**ABOUT THIS TASK:** Find the lines below that include the word "Welcome" and report how many there are, with no other text.

-- INFORMATION PROVIDED follows --

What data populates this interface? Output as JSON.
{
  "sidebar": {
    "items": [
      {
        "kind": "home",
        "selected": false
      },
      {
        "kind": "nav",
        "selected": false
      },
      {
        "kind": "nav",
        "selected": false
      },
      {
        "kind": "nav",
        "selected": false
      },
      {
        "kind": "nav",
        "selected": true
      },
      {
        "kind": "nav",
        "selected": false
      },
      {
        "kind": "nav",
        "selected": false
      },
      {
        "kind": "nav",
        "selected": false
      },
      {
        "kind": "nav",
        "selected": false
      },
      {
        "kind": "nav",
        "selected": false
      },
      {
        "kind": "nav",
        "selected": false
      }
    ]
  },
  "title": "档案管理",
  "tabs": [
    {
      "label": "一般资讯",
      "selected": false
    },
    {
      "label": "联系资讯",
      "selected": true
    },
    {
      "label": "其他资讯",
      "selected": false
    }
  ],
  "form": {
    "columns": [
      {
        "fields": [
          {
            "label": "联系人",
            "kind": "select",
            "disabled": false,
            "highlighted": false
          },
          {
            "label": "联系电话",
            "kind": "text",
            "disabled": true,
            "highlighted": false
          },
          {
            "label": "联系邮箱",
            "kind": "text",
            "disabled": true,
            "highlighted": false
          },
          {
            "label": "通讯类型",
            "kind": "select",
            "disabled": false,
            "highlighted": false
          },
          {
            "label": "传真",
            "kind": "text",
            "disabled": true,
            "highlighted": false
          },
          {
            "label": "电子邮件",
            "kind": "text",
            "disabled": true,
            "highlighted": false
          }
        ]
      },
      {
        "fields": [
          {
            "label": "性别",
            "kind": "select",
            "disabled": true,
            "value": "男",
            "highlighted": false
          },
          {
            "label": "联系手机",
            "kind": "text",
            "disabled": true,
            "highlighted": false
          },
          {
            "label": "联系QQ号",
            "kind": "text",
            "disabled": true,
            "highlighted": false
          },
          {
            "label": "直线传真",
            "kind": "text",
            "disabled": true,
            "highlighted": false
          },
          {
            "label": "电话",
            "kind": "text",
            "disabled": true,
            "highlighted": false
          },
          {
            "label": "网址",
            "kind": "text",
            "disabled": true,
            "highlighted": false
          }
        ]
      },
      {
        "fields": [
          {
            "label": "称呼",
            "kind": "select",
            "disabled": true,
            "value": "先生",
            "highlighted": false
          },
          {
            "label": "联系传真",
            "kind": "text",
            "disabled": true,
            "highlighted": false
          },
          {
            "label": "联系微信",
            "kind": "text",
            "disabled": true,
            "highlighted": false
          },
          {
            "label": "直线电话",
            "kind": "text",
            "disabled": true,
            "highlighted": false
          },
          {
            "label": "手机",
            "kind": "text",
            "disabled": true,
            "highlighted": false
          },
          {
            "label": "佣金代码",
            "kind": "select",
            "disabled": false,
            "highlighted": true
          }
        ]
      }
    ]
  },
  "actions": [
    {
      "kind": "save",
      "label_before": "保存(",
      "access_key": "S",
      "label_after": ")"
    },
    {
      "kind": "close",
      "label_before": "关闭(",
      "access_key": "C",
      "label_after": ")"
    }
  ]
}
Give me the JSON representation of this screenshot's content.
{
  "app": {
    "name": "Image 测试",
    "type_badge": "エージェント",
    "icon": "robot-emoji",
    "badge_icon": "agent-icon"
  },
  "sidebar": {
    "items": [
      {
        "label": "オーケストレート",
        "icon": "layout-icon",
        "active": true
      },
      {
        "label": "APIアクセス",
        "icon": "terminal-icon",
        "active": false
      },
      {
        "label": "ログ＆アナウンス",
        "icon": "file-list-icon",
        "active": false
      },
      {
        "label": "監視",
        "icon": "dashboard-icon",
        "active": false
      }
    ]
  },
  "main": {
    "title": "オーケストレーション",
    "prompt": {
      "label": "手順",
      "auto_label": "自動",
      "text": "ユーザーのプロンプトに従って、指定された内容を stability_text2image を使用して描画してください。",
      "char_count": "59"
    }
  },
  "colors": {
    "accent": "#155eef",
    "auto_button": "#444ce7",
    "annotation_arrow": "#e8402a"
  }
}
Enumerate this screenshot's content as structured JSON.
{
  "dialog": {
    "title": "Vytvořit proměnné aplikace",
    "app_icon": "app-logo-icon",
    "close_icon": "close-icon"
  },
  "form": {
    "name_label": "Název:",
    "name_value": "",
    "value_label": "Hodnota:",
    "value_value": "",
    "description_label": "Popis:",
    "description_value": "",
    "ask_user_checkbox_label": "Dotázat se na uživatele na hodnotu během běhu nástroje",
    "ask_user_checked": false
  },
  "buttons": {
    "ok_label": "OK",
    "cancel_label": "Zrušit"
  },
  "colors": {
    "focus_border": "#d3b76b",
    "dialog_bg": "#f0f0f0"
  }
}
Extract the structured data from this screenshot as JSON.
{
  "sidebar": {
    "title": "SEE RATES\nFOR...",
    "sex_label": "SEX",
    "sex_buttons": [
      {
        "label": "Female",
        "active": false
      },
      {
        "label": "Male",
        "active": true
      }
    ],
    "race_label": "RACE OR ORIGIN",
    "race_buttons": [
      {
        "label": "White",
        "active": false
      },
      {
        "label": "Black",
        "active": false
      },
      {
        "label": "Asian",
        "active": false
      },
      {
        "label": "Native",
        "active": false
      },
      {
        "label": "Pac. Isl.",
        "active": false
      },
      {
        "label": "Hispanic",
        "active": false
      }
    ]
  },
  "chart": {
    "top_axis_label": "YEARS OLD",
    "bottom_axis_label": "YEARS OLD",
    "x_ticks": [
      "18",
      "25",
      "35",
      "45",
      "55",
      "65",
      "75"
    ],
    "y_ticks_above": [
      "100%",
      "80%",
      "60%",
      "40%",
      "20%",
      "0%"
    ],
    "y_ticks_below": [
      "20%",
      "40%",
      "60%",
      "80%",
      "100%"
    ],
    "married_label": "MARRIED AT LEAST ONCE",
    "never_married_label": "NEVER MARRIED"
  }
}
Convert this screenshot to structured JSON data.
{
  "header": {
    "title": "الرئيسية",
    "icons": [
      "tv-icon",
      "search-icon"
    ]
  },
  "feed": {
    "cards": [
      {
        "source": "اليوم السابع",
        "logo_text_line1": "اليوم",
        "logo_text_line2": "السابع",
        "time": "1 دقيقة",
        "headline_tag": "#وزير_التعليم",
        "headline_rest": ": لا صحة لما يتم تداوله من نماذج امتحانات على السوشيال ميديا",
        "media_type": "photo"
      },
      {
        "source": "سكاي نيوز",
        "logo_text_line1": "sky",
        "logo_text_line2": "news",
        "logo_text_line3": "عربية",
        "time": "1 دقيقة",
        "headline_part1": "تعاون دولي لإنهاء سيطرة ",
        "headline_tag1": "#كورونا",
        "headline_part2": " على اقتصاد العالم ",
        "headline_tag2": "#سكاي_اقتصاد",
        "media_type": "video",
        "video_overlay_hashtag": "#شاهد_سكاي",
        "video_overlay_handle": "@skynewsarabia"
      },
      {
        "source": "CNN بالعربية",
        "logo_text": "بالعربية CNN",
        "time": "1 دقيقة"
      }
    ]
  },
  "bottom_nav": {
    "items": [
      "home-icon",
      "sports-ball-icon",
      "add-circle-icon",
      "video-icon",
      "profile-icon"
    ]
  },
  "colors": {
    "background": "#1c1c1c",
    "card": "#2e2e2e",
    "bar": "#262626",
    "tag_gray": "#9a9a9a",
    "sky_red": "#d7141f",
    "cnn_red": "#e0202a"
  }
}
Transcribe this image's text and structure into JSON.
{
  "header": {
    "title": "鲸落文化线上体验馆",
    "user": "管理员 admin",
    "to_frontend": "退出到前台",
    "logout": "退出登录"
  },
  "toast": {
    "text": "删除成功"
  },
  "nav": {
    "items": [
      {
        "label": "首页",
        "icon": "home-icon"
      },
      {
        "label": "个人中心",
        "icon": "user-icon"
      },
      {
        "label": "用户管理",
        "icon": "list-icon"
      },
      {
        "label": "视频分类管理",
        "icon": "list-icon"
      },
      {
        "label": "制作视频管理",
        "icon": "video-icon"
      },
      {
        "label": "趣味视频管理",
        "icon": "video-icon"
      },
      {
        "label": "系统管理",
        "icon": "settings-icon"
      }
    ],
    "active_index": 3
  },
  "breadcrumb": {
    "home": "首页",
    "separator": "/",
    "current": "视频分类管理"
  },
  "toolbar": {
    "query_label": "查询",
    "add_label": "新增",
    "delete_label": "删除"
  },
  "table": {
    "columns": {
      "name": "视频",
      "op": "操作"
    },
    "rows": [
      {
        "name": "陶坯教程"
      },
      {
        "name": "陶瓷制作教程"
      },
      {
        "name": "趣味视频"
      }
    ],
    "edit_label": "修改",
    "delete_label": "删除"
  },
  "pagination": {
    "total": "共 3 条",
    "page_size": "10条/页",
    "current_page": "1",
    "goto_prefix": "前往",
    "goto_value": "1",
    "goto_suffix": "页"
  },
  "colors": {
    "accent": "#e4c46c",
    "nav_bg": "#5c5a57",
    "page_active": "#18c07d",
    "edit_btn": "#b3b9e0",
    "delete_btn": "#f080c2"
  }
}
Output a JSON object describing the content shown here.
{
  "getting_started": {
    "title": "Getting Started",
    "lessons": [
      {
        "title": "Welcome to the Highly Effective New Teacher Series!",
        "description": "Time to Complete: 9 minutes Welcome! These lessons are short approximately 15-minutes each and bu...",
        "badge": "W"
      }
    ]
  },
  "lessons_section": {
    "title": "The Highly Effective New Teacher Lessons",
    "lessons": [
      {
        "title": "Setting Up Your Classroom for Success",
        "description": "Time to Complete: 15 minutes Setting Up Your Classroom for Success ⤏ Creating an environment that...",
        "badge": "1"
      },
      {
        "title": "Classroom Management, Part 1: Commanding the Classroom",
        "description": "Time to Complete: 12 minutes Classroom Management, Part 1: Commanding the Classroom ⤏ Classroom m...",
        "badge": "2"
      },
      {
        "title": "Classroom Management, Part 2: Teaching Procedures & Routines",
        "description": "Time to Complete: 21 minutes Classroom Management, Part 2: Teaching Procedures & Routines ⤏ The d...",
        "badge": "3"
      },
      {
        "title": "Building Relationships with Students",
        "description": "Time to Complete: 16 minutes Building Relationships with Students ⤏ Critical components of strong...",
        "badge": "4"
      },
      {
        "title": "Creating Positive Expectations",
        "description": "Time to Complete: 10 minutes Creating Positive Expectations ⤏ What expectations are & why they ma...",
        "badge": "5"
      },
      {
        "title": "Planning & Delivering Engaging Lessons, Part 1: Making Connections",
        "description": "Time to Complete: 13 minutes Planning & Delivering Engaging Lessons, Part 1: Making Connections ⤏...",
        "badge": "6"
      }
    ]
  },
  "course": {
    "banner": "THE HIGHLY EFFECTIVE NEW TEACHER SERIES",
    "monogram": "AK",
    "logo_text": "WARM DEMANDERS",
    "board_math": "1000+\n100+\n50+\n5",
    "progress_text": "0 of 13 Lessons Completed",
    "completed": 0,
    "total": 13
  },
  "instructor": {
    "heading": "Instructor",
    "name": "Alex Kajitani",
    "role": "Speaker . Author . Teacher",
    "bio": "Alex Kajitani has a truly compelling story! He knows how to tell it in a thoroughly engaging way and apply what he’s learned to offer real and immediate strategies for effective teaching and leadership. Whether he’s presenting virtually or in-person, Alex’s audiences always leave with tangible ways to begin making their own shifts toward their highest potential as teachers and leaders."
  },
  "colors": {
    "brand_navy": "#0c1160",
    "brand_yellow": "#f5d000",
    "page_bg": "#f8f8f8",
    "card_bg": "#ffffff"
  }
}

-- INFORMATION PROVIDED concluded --

**TASK OUTPUT:** 2